When All That's Left Is Your Experience... And Your Cool | Aero-News Network
Aero-News Network
RSS icon RSS feed
podcast icon MP3 podcast
Subscribe Aero-News e-mail Newsletter Subscribe

Airborne Unlimited -- Most Recent Daily Episodes

Episode Date



Airborne-Wednesday Airborne-Thursday


Airborne On YouTube



Airborne-Unlimited-06.12.24 Airborne-FltTraining-06.13.24


Fri, Apr 22, 2005

When All That's Left Is Your Experience... And Your Cool

75-Year Old Pilot Puts 152 Down On VERY Busy Road

Ever wonder why you don't read more about general aviation mishaps here at ANN? Well, we have a policy on that. We cover aviation accidents and incidents three ways here:

  • We cover mass casualty situations (we hate it, but we do it -- they make us as sad and sometimes angry as they do you)
  • We cover unusual situations that go beyond plane-meets-ground
  • We provide extended coverage when we think there's something we can learn from the situation.

That last point brings up this next point.

Carl Tomlinson, 75, of Belvedere, SC, experienced an engine problem around 1130 Wednesday. He started looking for a place to put his 1963 Cessna 150 down. There wasn't much -- except for that very busy stretch of Washington Road just past the intersection of Bobby Jones in Martinez, GA.

The plane clipped a power line (resulting in a local power outage) with the prop and managed to control the plane to a successful landing in the east bound lane during busy lunch-time traffic. He was able to taxi the plane to a full stop in the parking lot in front of the K-Mart store. There were no injuries and only minor damage to the prop and spinner on the plane. If you look closely in the background, you can see the WingStop Cafe.

Plans are for the wings to be removed and the plane loaded on a trailer for transport to Daniel Field for repair.

So, campers, what did we learn? Well, we learned that when the engine quits, the plane goes down whether you want it to or not. Pick your spot and fly the plane all the way. Keep your cool, like Carl did. Just about anyone can learn to fly. But in situations like this, it takes both experience... and cool... to save your plane... and your butt.

FMI: www.faa.gov/avr/aai


More News

ANN FAQ: Submit a News Story!

Have A Story That NEEDS To Be Featured On Aero-News? Here’s How To Submit A Story To Our Team Some of the greatest new stories ANN has ever covered have been submitted by our>[...]

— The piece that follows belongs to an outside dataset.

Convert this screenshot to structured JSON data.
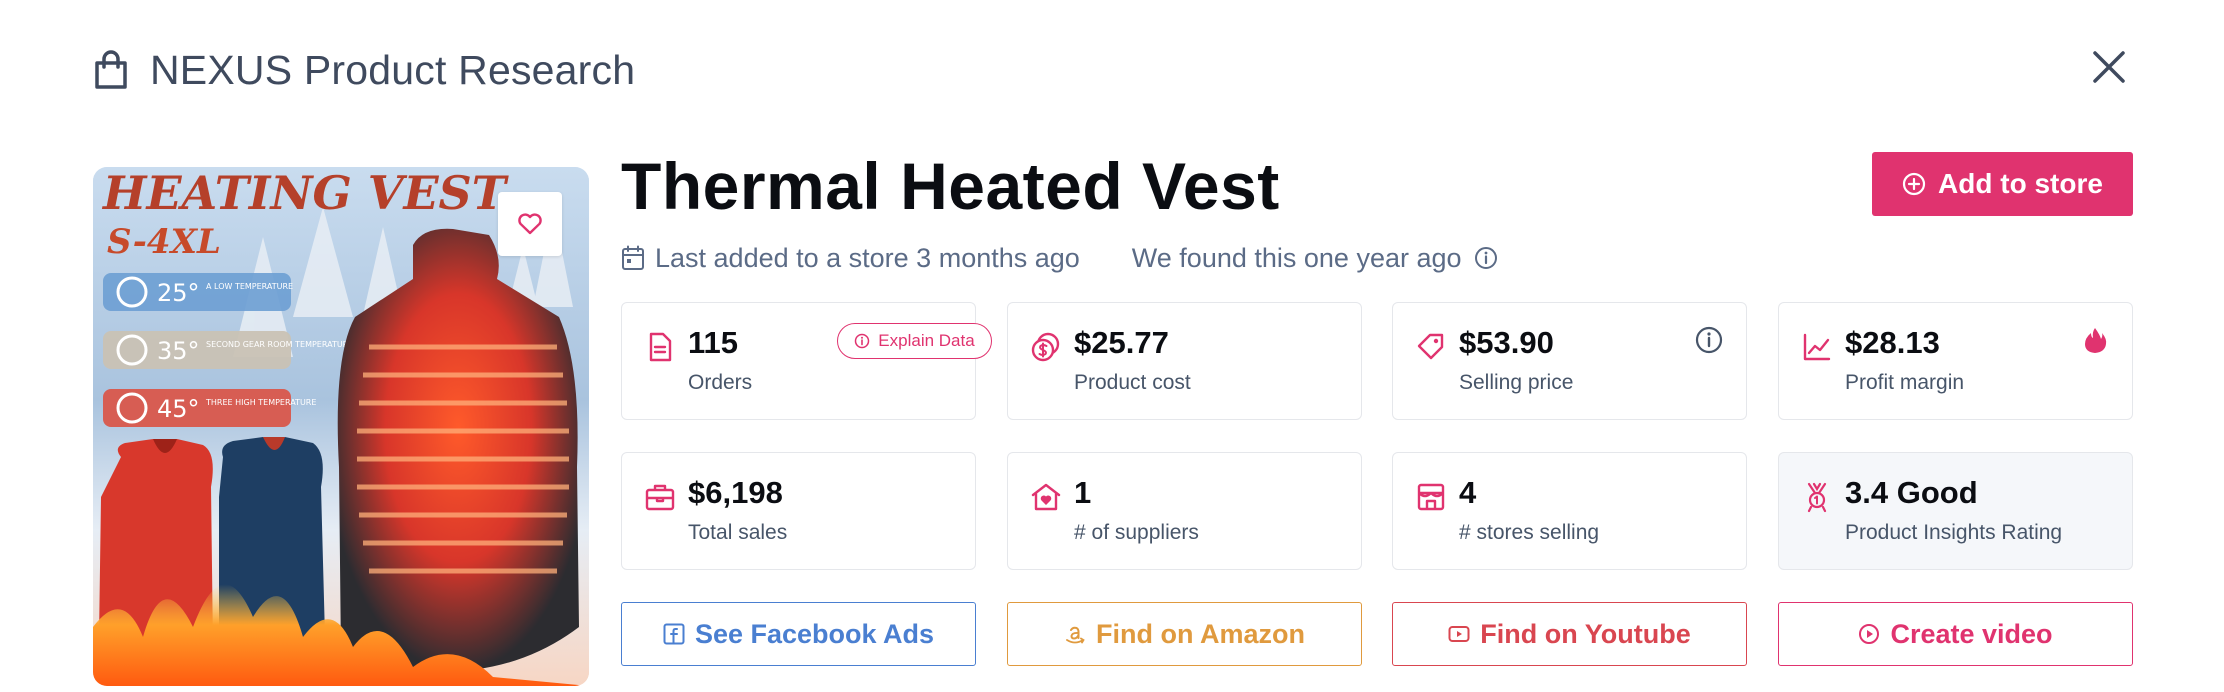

Aero-News: Quote of the Day (06.12.24)

“The legislation now includes a task force with industry representation ensuring that we have a seat at the table and our voice will be heard as conversations about the futur>[...]

ANN's Daily Aero-Linx (06.12.24)

Aero Linx: Waco Museum The WACO Historical Society, in addition to preserving aviation's past, is also dedicated and actively works to nurture aviation's future through its Learnin>[...]

ANN's Daily Aero-Term (06.12.24): Adcock Range

Adcock Range National low-frequency radio navigation system (c.1930-c.1950) replaced by an omnirange (VOR) system. It consisted of four segmented quadrants broadcasting Morse Code >[...]

Airborne Affordable Flyers 06.06.24: 200th ALTO, Rotax SB, Risen 916iSV

Also: uAvionix AV-Link, Does Simming Make Better Pilots?, World Games, AMA National Fun Fly Czech sportplane manufacturer Direct Fly has finished delivering its 200th ALTO NG, the >[...]

blog comments powered by Disqus





© 2007 - 2024 Web Development & Design by Pauli Systems, LC